**EXERCISE PROMPT**
Could you please repeat the entries below word for word, with the images left out?

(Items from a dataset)
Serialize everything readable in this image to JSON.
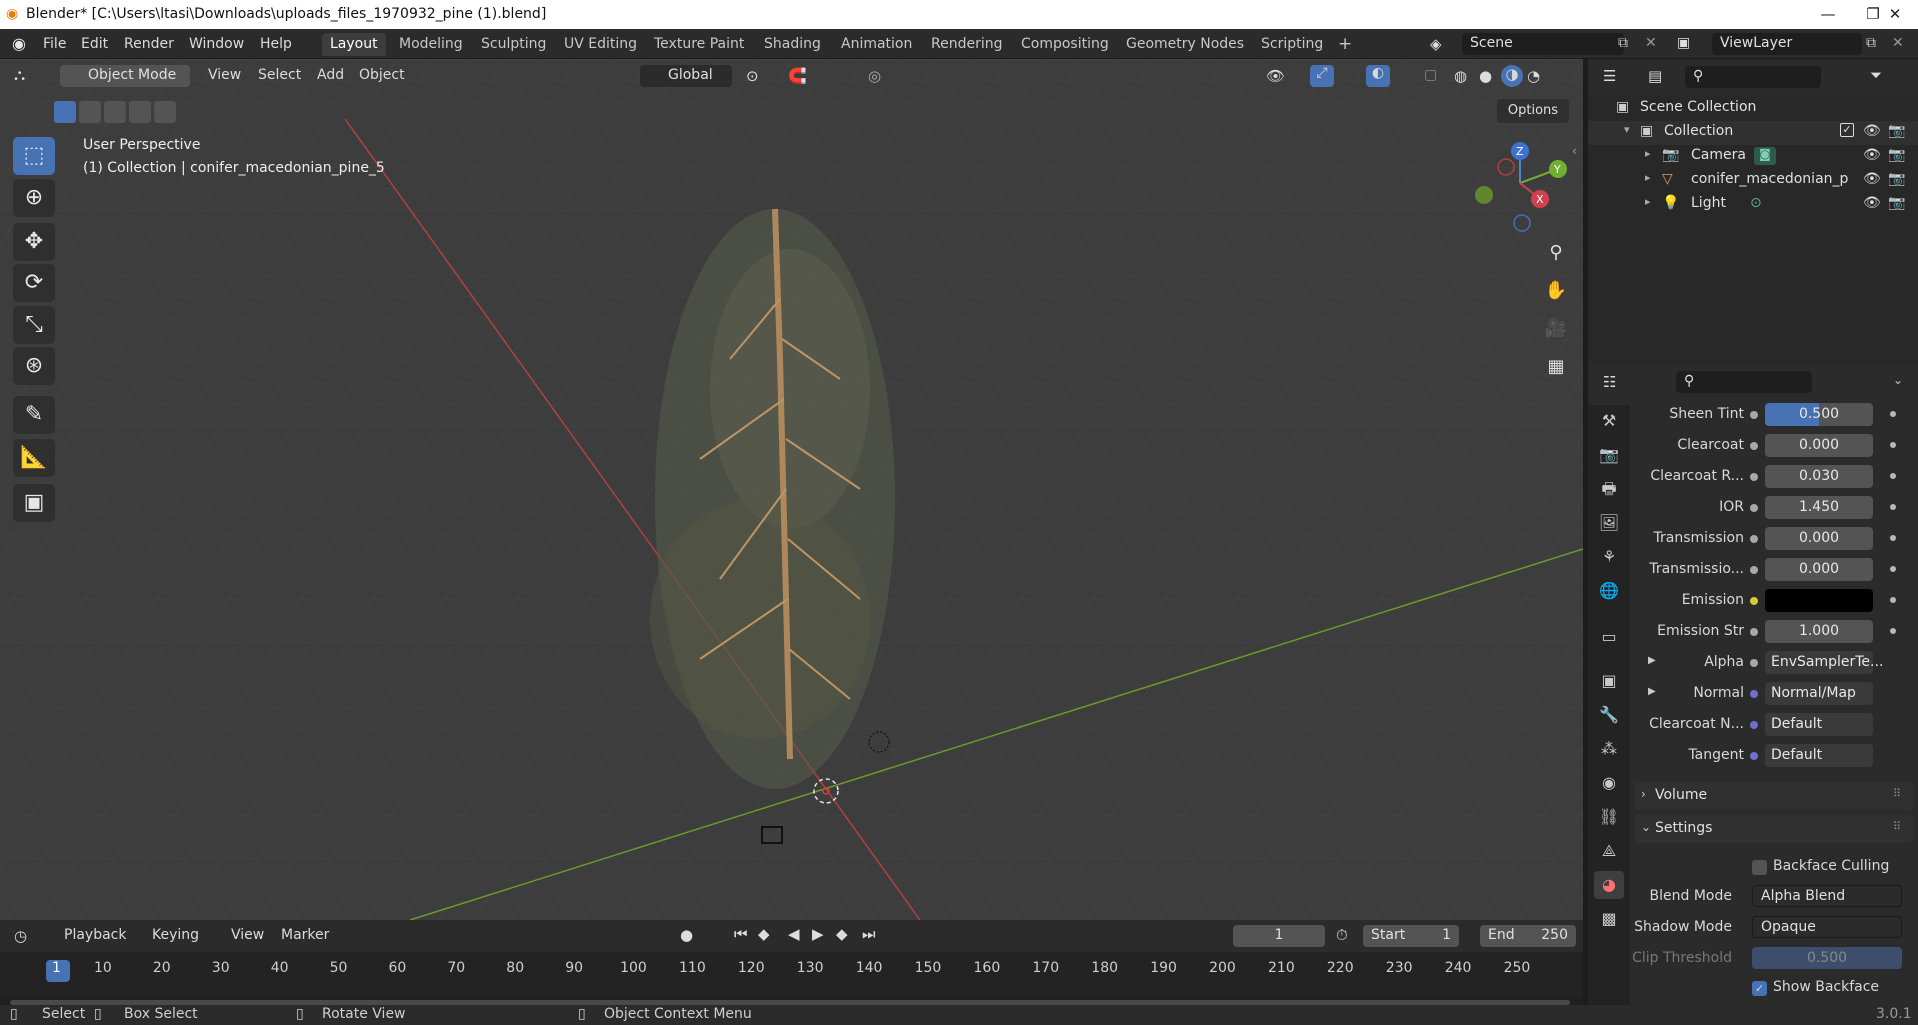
{
  "window": {
    "title": "Blender* [C:\\Users\\ltasi\\Downloads\\uploads_files_1970932_pine (1).blend]",
    "minimize": "—",
    "maximize": "❐",
    "close": "✕"
  },
  "menu": [
    "File",
    "Edit",
    "Render",
    "Window",
    "Help"
  ],
  "workspaces": [
    "Layout",
    "Modeling",
    "Sculpting",
    "UV Editing",
    "Texture Paint",
    "Shading",
    "Animation",
    "Rendering",
    "Compositing",
    "Geometry Nodes",
    "Scripting"
  ],
  "active_workspace": "Layout",
  "add_workspace": "+",
  "scene": {
    "name": "Scene",
    "view_layer": "ViewLayer"
  },
  "viewport_header": {
    "mode": "Object Mode",
    "menus": [
      "View",
      "Select",
      "Add",
      "Object"
    ],
    "orientation": "Global",
    "options": "Options"
  },
  "viewport": {
    "perspective": "User Perspective",
    "collection_info": "(1) Collection | conifer_macedonian_pine_5",
    "gizmo": {
      "z": "Z",
      "y": "Y",
      "x": "X"
    }
  },
  "outliner": {
    "root": "Scene Collection",
    "collection": "Collection",
    "items": [
      {
        "name": "Camera",
        "icon": "camera-icon",
        "color": "#d08a5a"
      },
      {
        "name": "conifer_macedonian_p",
        "icon": "mesh-icon",
        "color": "#e09a60"
      },
      {
        "name": "Light",
        "icon": "light-icon",
        "color": "#e09a60"
      }
    ]
  },
  "properties": {
    "rows": [
      {
        "label": "Sheen Tint",
        "value": "0.500",
        "slider": true
      },
      {
        "label": "Clearcoat",
        "value": "0.000"
      },
      {
        "label": "Clearcoat R...",
        "value": "0.030"
      },
      {
        "label": "IOR",
        "value": "1.450"
      },
      {
        "label": "Transmission",
        "value": "0.000"
      },
      {
        "label": "Transmissio...",
        "value": "0.000"
      },
      {
        "label": "Emission",
        "value": "",
        "color": true
      },
      {
        "label": "Emission Str",
        "value": "1.000"
      },
      {
        "label": "Alpha",
        "value": "EnvSamplerTe...",
        "link": true
      },
      {
        "label": "Normal",
        "value": "Normal/Map",
        "link": true
      },
      {
        "label": "Clearcoat N...",
        "value": "Default",
        "link": true
      },
      {
        "label": "Tangent",
        "value": "Default",
        "link": true
      }
    ],
    "volume": "Volume",
    "settings": "Settings",
    "backface_culling": "Backface Culling",
    "blend_mode_label": "Blend Mode",
    "blend_mode": "Alpha Blend",
    "shadow_mode_label": "Shadow Mode",
    "shadow_mode": "Opaque",
    "clip_threshold_label": "Clip Threshold",
    "clip_threshold": "0.500",
    "show_backface": "Show Backface",
    "version": "3.0.1"
  },
  "timeline": {
    "menus": [
      "Playback",
      "Keying",
      "View",
      "Marker"
    ],
    "current_frame": "1",
    "start_label": "Start",
    "start": "1",
    "end_label": "End",
    "end": "250",
    "ruler": [
      "1",
      "10",
      "20",
      "30",
      "40",
      "50",
      "60",
      "70",
      "80",
      "90",
      "100",
      "110",
      "120",
      "130",
      "140",
      "150",
      "160",
      "170",
      "180",
      "190",
      "200",
      "210",
      "220",
      "230",
      "240",
      "250"
    ]
  },
  "statusbar": {
    "select": "Select",
    "box_select": "Box Select",
    "rotate_view": "Rotate View",
    "context_menu": "Object Context Menu"
  }
}
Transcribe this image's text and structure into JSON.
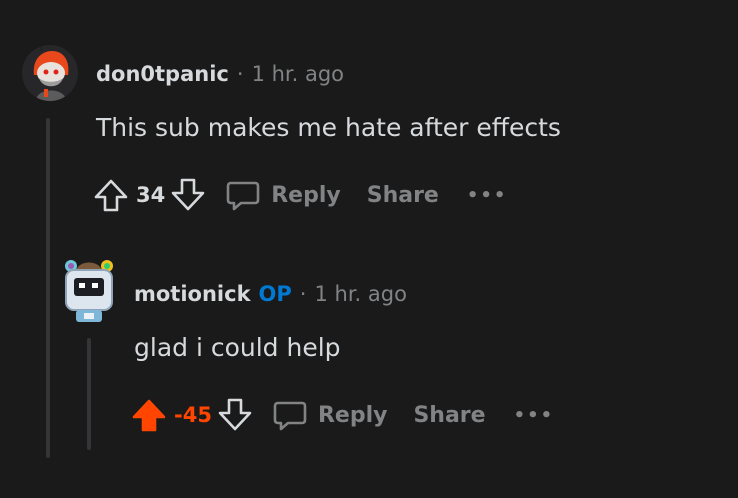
{
  "comments": [
    {
      "author": "don0tpanic",
      "separator": "·",
      "time": "1 hr. ago",
      "body": "This sub makes me hate after effects",
      "score": "34",
      "vote_state": "none",
      "reply_label": "Reply",
      "share_label": "Share",
      "more_label": "•••"
    },
    {
      "author": "motionick",
      "badge": "OP",
      "separator": "·",
      "time": "1 hr. ago",
      "body": "glad i could help",
      "score": "-45",
      "vote_state": "upvoted",
      "reply_label": "Reply",
      "share_label": "Share",
      "more_label": "•••"
    }
  ],
  "colors": {
    "background": "#1a1a1b",
    "text": "#d7dadc",
    "muted": "#818384",
    "op_badge": "#0079d3",
    "upvote_active": "#ff4500"
  }
}
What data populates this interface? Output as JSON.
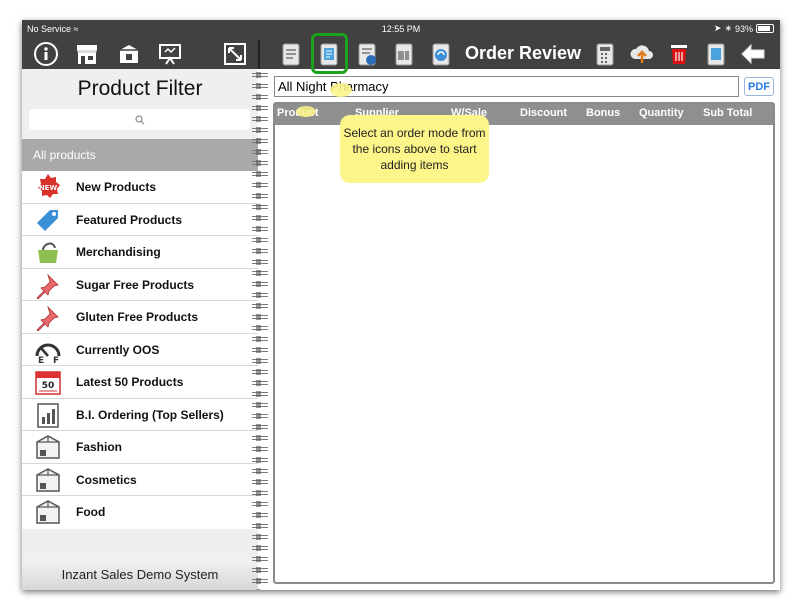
{
  "status_bar": {
    "carrier": "No Service",
    "time": "12:55 PM",
    "battery": "93%"
  },
  "toolbar": {
    "title": "Order Review",
    "left_icons": [
      "info-icon",
      "store-icon",
      "box-icon",
      "presentation-icon",
      "resize-icon"
    ],
    "right_icons": [
      "order-sheet-icon",
      "tablet-order-icon",
      "scanner-order-icon",
      "barcode-order-icon",
      "sync-order-icon",
      "calculator-icon",
      "upload-cloud-icon",
      "trash-icon",
      "copy-order-icon",
      "back-arrow-icon"
    ]
  },
  "product_filter": {
    "title": "Product Filter",
    "all_products_label": "All products",
    "items": [
      {
        "label": "New Products",
        "icon": "new-badge-icon"
      },
      {
        "label": "Featured Products",
        "icon": "tag-icon"
      },
      {
        "label": "Merchandising",
        "icon": "bag-icon"
      },
      {
        "label": "Sugar Free Products",
        "icon": "pushpin-icon"
      },
      {
        "label": "Gluten Free Products",
        "icon": "pushpin-icon"
      },
      {
        "label": "Currently OOS",
        "icon": "fuel-gauge-icon"
      },
      {
        "label": "Latest 50 Products",
        "icon": "calendar-icon"
      },
      {
        "label": "B.I. Ordering (Top Sellers)",
        "icon": "bar-chart-icon"
      },
      {
        "label": "Fashion",
        "icon": "box-icon"
      },
      {
        "label": "Cosmetics",
        "icon": "box-icon"
      },
      {
        "label": "Food",
        "icon": "box-icon"
      }
    ],
    "footer": "Inzant Sales Demo System"
  },
  "order": {
    "customer": "All Night Pharmacy",
    "pdf_label": "PDF",
    "columns": [
      "Product",
      "Supplier",
      "W/Sale",
      "Discount",
      "Bonus",
      "Quantity",
      "Sub Total"
    ],
    "tooltip": "Select an order mode from the icons above to start adding items"
  },
  "colors": {
    "toolbar_bg": "#414141",
    "highlight": "#1aa31a",
    "tooltip_bg": "#fbf58a",
    "header_bg": "#8f8f8f",
    "pdf_blue": "#2a7be0"
  }
}
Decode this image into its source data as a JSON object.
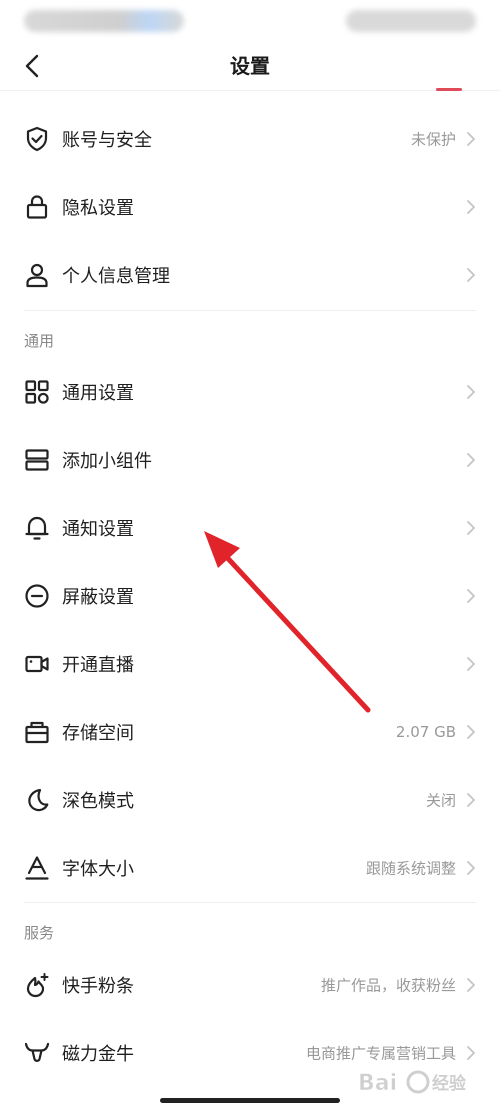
{
  "nav": {
    "title": "设置"
  },
  "items": {
    "account_security": {
      "label": "账号与安全",
      "value": "未保护"
    },
    "privacy": {
      "label": "隐私设置"
    },
    "personal_info": {
      "label": "个人信息管理"
    },
    "general_settings": {
      "label": "通用设置"
    },
    "add_widget": {
      "label": "添加小组件"
    },
    "notification": {
      "label": "通知设置"
    },
    "block": {
      "label": "屏蔽设置"
    },
    "live": {
      "label": "开通直播"
    },
    "storage": {
      "label": "存储空间",
      "value": "2.07 GB"
    },
    "dark_mode": {
      "label": "深色模式",
      "value": "关闭"
    },
    "font_size": {
      "label": "字体大小",
      "value": "跟随系统调整"
    },
    "kuaishou_boost": {
      "label": "快手粉条",
      "value": "推广作品，收获粉丝"
    },
    "magnetic_bull": {
      "label": "磁力金牛",
      "value": "电商推广专属营销工具"
    }
  },
  "sections": {
    "general": "通用",
    "services": "服务"
  },
  "watermark": {
    "text": "Bai 经验"
  },
  "colors": {
    "annotation_arrow": "#e0242a",
    "chevron": "#c4c4c4",
    "icon": "#222222"
  }
}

**FINAL ANSWER**
Serialize everything readable in this image to JSON.
{
  "window": {
    "title": "Blender* [C:\\Users\\ltasi\\Downloads\\uploads_files_1970932_pine (1).blend]",
    "minimize": "—",
    "maximize": "❐",
    "close": "✕"
  },
  "menu": [
    "File",
    "Edit",
    "Render",
    "Window",
    "Help"
  ],
  "workspaces": [
    "Layout",
    "Modeling",
    "Sculpting",
    "UV Editing",
    "Texture Paint",
    "Shading",
    "Animation",
    "Rendering",
    "Compositing",
    "Geometry Nodes",
    "Scripting"
  ],
  "active_workspace": "Layout",
  "add_workspace": "+",
  "scene": {
    "name": "Scene",
    "view_layer": "ViewLayer"
  },
  "viewport_header": {
    "mode": "Object Mode",
    "menus": [
      "View",
      "Select",
      "Add",
      "Object"
    ],
    "orientation": "Global",
    "options": "Options"
  },
  "viewport": {
    "perspective": "User Perspective",
    "collection_info": "(1) Collection | conifer_macedonian_pine_5",
    "gizmo": {
      "z": "Z",
      "y": "Y",
      "x": "X"
    }
  },
  "outliner": {
    "root": "Scene Collection",
    "collection": "Collection",
    "items": [
      {
        "name": "Camera",
        "icon": "camera-icon",
        "color": "#d08a5a"
      },
      {
        "name": "conifer_macedonian_p",
        "icon": "mesh-icon",
        "color": "#e09a60"
      },
      {
        "name": "Light",
        "icon": "light-icon",
        "color": "#e09a60"
      }
    ]
  },
  "properties": {
    "rows": [
      {
        "label": "Sheen Tint",
        "value": "0.500",
        "slider": true
      },
      {
        "label": "Clearcoat",
        "value": "0.000"
      },
      {
        "label": "Clearcoat R...",
        "value": "0.030"
      },
      {
        "label": "IOR",
        "value": "1.450"
      },
      {
        "label": "Transmission",
        "value": "0.000"
      },
      {
        "label": "Transmissio...",
        "value": "0.000"
      },
      {
        "label": "Emission",
        "value": "",
        "color": true
      },
      {
        "label": "Emission Str",
        "value": "1.000"
      },
      {
        "label": "Alpha",
        "value": "EnvSamplerTe...",
        "link": true
      },
      {
        "label": "Normal",
        "value": "Normal/Map",
        "link": true
      },
      {
        "label": "Clearcoat N...",
        "value": "Default",
        "link": true
      },
      {
        "label": "Tangent",
        "value": "Default",
        "link": true
      }
    ],
    "volume": "Volume",
    "settings": "Settings",
    "backface_culling": "Backface Culling",
    "blend_mode_label": "Blend Mode",
    "blend_mode": "Alpha Blend",
    "shadow_mode_label": "Shadow Mode",
    "shadow_mode": "Opaque",
    "clip_threshold_label": "Clip Threshold",
    "clip_threshold": "0.500",
    "show_backface": "Show Backface",
    "version": "3.0.1"
  },
  "timeline": {
    "menus": [
      "Playback",
      "Keying",
      "View",
      "Marker"
    ],
    "current_frame": "1",
    "start_label": "Start",
    "start": "1",
    "end_label": "End",
    "end": "250",
    "ruler": [
      "1",
      "10",
      "20",
      "30",
      "40",
      "50",
      "60",
      "70",
      "80",
      "90",
      "100",
      "110",
      "120",
      "130",
      "140",
      "150",
      "160",
      "170",
      "180",
      "190",
      "200",
      "210",
      "220",
      "230",
      "240",
      "250"
    ]
  },
  "statusbar": {
    "select": "Select",
    "box_select": "Box Select",
    "rotate_view": "Rotate View",
    "context_menu": "Object Context Menu"
  }
}
Transcribe this image's text and structure into JSON.
{
  "comments": [
    {
      "author": "don0tpanic",
      "separator": "·",
      "time": "1 hr. ago",
      "body": "This sub makes me hate after effects",
      "score": "34",
      "vote_state": "none",
      "reply_label": "Reply",
      "share_label": "Share",
      "more_label": "•••"
    },
    {
      "author": "motionick",
      "badge": "OP",
      "separator": "·",
      "time": "1 hr. ago",
      "body": "glad i could help",
      "score": "-45",
      "vote_state": "upvoted",
      "reply_label": "Reply",
      "share_label": "Share",
      "more_label": "•••"
    }
  ],
  "colors": {
    "background": "#1a1a1b",
    "text": "#d7dadc",
    "muted": "#818384",
    "op_badge": "#0079d3",
    "upvote_active": "#ff4500"
  }
}
What data populates this interface? Output as JSON.
{
  "status_bar": {
    "carrier": "No Service",
    "time": "12:55 PM",
    "battery": "93%"
  },
  "toolbar": {
    "title": "Order Review",
    "left_icons": [
      "info-icon",
      "store-icon",
      "box-icon",
      "presentation-icon",
      "resize-icon"
    ],
    "right_icons": [
      "order-sheet-icon",
      "tablet-order-icon",
      "scanner-order-icon",
      "barcode-order-icon",
      "sync-order-icon",
      "calculator-icon",
      "upload-cloud-icon",
      "trash-icon",
      "copy-order-icon",
      "back-arrow-icon"
    ]
  },
  "product_filter": {
    "title": "Product Filter",
    "all_products_label": "All products",
    "items": [
      {
        "label": "New Products",
        "icon": "new-badge-icon"
      },
      {
        "label": "Featured Products",
        "icon": "tag-icon"
      },
      {
        "label": "Merchandising",
        "icon": "bag-icon"
      },
      {
        "label": "Sugar Free Products",
        "icon": "pushpin-icon"
      },
      {
        "label": "Gluten Free Products",
        "icon": "pushpin-icon"
      },
      {
        "label": "Currently OOS",
        "icon": "fuel-gauge-icon"
      },
      {
        "label": "Latest 50 Products",
        "icon": "calendar-icon"
      },
      {
        "label": "B.I. Ordering (Top Sellers)",
        "icon": "bar-chart-icon"
      },
      {
        "label": "Fashion",
        "icon": "box-icon"
      },
      {
        "label": "Cosmetics",
        "icon": "box-icon"
      },
      {
        "label": "Food",
        "icon": "box-icon"
      }
    ],
    "footer": "Inzant Sales Demo System"
  },
  "order": {
    "customer": "All Night Pharmacy",
    "pdf_label": "PDF",
    "columns": [
      "Product",
      "Supplier",
      "W/Sale",
      "Discount",
      "Bonus",
      "Quantity",
      "Sub Total"
    ],
    "tooltip": "Select an order mode from the icons above to start adding items"
  },
  "colors": {
    "toolbar_bg": "#414141",
    "highlight": "#1aa31a",
    "tooltip_bg": "#fbf58a",
    "header_bg": "#8f8f8f",
    "pdf_blue": "#2a7be0"
  }
}
Decode this image into its source data as a JSON object.
{
  "nav": {
    "title": "设置"
  },
  "items": {
    "account_security": {
      "label": "账号与安全",
      "value": "未保护"
    },
    "privacy": {
      "label": "隐私设置"
    },
    "personal_info": {
      "label": "个人信息管理"
    },
    "general_settings": {
      "label": "通用设置"
    },
    "add_widget": {
      "label": "添加小组件"
    },
    "notification": {
      "label": "通知设置"
    },
    "block": {
      "label": "屏蔽设置"
    },
    "live": {
      "label": "开通直播"
    },
    "storage": {
      "label": "存储空间",
      "value": "2.07 GB"
    },
    "dark_mode": {
      "label": "深色模式",
      "value": "关闭"
    },
    "font_size": {
      "label": "字体大小",
      "value": "跟随系统调整"
    },
    "kuaishou_boost": {
      "label": "快手粉条",
      "value": "推广作品，收获粉丝"
    },
    "magnetic_bull": {
      "label": "磁力金牛",
      "value": "电商推广专属营销工具"
    }
  },
  "sections": {
    "general": "通用",
    "services": "服务"
  },
  "watermark": {
    "text": "Bai 经验"
  },
  "colors": {
    "annotation_arrow": "#e0242a",
    "chevron": "#c4c4c4",
    "icon": "#222222"
  }
}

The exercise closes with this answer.